YOUR GOAL: Omit the pictures, then reproduce every remaining record exactly.

RECORDS PROVIDED:
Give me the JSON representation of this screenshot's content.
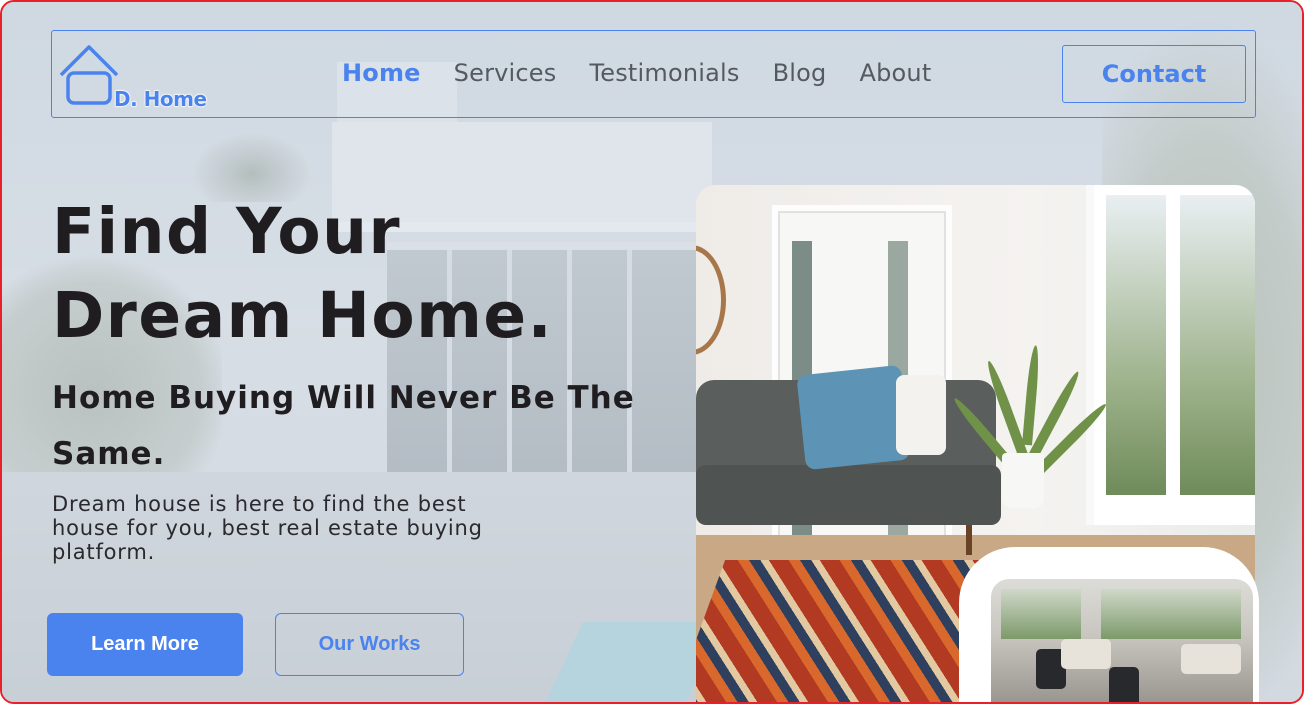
{
  "brand": {
    "logo_text": "D. Home",
    "accent_color": "#4a83ee"
  },
  "nav": {
    "links": [
      {
        "label": "Home",
        "active": true
      },
      {
        "label": "Services",
        "active": false
      },
      {
        "label": "Testimonials",
        "active": false
      },
      {
        "label": "Blog",
        "active": false
      },
      {
        "label": "About",
        "active": false
      }
    ],
    "contact_label": "Contact"
  },
  "hero": {
    "title_line1": "Find Your",
    "title_line2": "Dream Home.",
    "subtitle_line1": "Home Buying Will Never Be The",
    "subtitle_line2": "Same.",
    "description_line1": "Dream house is here to find the best",
    "description_line2": "house for you, best real estate buying",
    "description_line3": "platform.",
    "primary_button": "Learn More",
    "secondary_button": "Our Works"
  },
  "images": {
    "background": "house-exterior-image",
    "main": "living-room-image",
    "secondary": "lounge-interior-image"
  }
}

SOLUTION FOR THIS PROBLEM:
Give me the JSON representation of this screenshot's content.
{
  "brand": {
    "logo_text": "D. Home",
    "accent_color": "#4a83ee"
  },
  "nav": {
    "links": [
      {
        "label": "Home",
        "active": true
      },
      {
        "label": "Services",
        "active": false
      },
      {
        "label": "Testimonials",
        "active": false
      },
      {
        "label": "Blog",
        "active": false
      },
      {
        "label": "About",
        "active": false
      }
    ],
    "contact_label": "Contact"
  },
  "hero": {
    "title_line1": "Find Your",
    "title_line2": "Dream Home.",
    "subtitle_line1": "Home Buying Will Never Be The",
    "subtitle_line2": "Same.",
    "description_line1": "Dream house is here to find the best",
    "description_line2": "house for you, best real estate buying",
    "description_line3": "platform.",
    "primary_button": "Learn More",
    "secondary_button": "Our Works"
  },
  "images": {
    "background": "house-exterior-image",
    "main": "living-room-image",
    "secondary": "lounge-interior-image"
  }
}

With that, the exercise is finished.